» **Task directions**
Look for the word "JSON" in the entries below, then copy every line that has it.
Records supplied: Begin
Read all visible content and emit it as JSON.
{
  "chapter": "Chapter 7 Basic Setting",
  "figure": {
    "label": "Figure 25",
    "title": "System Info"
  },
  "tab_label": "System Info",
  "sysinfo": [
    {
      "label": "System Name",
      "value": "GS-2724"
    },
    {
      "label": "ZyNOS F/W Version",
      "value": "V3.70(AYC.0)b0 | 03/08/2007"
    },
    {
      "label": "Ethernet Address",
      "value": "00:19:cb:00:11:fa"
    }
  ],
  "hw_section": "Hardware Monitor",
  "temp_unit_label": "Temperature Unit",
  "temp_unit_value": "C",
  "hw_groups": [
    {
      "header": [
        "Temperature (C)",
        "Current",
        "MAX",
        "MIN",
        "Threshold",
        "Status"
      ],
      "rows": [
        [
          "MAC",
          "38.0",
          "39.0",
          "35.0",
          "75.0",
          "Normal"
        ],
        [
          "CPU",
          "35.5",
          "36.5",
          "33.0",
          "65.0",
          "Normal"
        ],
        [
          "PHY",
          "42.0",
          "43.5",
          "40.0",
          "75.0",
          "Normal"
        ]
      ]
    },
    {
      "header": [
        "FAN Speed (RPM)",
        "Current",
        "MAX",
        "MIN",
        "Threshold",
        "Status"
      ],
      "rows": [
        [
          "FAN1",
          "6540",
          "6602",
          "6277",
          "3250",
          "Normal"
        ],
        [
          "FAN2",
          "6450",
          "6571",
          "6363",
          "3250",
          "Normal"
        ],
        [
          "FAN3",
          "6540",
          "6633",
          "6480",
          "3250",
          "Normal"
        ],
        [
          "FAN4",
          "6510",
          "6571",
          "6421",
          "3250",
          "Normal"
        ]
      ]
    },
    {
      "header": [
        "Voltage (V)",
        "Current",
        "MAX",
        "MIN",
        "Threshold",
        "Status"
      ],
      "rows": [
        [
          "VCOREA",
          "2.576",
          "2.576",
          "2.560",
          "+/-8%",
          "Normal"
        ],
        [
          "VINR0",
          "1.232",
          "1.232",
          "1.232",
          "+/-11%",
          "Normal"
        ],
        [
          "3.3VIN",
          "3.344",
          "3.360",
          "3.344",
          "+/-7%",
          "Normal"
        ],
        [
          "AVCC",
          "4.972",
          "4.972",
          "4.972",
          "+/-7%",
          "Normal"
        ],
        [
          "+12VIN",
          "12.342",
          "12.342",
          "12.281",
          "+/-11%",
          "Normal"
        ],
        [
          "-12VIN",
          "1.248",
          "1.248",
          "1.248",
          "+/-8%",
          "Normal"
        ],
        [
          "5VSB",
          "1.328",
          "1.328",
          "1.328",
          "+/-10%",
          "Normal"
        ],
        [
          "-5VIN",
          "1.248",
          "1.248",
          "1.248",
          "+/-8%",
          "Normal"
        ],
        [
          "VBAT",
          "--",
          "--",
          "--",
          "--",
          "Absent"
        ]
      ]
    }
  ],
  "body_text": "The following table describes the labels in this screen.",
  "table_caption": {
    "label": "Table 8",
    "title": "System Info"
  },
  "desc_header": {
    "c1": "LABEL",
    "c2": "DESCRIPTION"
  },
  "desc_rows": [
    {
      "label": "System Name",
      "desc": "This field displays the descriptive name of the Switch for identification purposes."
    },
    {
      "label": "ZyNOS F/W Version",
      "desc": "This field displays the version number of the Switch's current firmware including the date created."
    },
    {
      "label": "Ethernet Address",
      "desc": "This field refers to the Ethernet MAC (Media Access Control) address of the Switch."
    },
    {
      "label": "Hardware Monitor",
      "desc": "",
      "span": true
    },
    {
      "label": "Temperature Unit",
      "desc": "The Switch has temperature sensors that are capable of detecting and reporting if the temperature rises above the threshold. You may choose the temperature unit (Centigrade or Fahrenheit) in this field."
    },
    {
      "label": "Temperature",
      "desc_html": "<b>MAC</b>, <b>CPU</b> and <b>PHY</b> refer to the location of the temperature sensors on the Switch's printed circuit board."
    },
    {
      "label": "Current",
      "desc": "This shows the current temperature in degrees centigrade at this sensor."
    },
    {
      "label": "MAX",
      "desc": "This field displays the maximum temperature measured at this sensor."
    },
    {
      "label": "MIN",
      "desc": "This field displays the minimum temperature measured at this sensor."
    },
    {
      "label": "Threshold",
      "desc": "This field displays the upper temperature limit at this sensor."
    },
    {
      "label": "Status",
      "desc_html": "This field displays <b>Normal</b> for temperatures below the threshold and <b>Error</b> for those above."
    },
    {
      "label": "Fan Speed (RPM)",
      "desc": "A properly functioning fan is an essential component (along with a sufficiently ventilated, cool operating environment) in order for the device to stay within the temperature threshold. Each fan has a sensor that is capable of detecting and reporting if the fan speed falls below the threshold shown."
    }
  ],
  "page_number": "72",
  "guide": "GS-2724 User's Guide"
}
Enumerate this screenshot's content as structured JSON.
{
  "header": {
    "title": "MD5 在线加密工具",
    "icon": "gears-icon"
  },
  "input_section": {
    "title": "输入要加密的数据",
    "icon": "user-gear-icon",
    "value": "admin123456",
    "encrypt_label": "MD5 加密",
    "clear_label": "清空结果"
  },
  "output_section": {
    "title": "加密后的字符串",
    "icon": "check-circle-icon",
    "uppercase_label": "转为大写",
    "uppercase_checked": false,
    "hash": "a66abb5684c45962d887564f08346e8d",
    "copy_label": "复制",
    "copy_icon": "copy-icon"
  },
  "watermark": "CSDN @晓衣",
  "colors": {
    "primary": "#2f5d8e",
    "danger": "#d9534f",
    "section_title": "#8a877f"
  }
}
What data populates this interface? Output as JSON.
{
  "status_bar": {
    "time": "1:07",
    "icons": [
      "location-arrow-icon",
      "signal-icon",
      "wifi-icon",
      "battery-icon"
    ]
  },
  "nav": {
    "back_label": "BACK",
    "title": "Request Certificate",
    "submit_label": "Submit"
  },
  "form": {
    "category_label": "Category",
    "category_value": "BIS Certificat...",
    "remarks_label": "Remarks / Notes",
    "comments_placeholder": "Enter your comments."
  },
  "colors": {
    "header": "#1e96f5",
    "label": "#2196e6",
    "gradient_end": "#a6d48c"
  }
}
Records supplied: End
» **Finished exercise**
Read all visible content and emit it as JSON.
Enumerate this screenshot's content as structured JSON.
What data populates this interface? Output as JSON.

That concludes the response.